__PROBLEM REQUIREMENTS__: Your answer should hold all lines of the entries that include the word "content".

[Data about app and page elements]
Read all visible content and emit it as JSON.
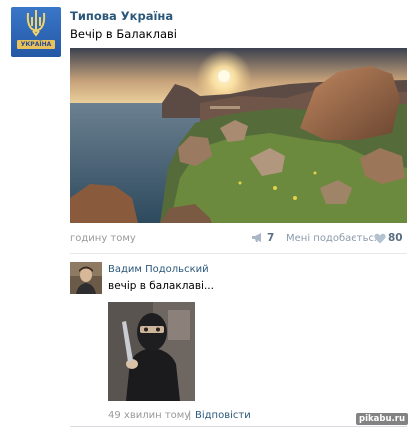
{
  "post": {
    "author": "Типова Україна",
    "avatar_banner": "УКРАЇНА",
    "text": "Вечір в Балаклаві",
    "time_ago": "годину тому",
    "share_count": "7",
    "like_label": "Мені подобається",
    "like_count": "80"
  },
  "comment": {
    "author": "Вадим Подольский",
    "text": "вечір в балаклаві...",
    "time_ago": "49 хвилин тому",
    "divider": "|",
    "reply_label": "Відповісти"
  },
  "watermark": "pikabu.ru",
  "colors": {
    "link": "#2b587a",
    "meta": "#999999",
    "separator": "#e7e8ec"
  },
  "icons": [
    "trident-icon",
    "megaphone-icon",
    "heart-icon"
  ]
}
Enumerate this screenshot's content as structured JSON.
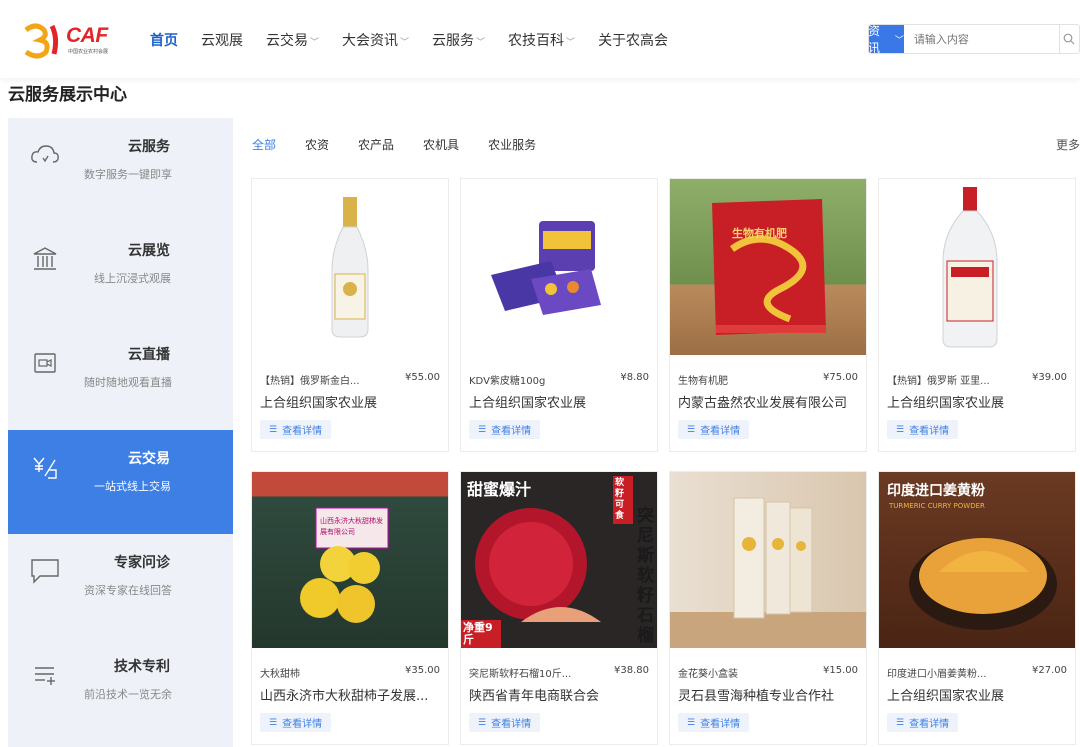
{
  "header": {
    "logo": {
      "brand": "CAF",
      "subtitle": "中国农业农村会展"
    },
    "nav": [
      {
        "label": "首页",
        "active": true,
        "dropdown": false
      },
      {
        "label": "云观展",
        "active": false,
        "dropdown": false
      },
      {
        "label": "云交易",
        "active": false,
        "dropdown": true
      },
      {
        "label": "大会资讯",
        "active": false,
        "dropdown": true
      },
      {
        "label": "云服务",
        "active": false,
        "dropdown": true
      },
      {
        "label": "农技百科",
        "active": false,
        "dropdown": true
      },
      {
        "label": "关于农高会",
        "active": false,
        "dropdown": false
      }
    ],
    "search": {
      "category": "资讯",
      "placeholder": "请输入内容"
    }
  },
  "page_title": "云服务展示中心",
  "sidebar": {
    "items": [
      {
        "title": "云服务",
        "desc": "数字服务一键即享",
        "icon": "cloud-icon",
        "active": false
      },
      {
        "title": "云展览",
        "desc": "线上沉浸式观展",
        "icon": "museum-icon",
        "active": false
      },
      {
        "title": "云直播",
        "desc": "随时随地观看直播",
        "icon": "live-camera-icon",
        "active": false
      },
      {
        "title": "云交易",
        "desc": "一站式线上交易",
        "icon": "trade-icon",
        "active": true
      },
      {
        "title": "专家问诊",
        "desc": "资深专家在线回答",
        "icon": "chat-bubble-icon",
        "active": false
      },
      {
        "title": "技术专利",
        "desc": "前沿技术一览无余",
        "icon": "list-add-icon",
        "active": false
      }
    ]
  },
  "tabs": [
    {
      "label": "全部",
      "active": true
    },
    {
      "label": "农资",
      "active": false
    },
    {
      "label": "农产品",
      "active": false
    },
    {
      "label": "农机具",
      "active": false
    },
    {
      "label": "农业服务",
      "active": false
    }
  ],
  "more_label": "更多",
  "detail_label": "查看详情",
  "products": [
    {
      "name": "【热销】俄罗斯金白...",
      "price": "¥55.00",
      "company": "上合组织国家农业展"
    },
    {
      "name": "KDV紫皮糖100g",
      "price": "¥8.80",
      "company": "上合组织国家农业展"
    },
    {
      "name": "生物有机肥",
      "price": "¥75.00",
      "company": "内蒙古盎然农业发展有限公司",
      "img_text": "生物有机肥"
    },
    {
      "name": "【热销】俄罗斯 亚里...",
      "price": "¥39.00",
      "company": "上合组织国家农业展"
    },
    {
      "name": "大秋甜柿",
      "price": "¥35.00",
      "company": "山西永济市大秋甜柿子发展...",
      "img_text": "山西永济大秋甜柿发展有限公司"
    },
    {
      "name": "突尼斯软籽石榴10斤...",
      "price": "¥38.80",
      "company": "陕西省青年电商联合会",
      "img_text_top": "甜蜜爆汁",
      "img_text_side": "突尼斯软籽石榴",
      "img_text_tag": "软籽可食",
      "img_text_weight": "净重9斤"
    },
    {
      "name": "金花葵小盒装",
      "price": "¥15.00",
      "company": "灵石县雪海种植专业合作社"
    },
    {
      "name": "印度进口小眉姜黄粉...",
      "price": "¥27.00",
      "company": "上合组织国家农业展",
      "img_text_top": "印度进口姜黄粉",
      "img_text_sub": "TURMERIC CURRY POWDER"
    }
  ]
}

__RESULT FOR THIS TASK__:
Read all visible content and emit it as JSON.
Enumerate this screenshot's content as structured JSON.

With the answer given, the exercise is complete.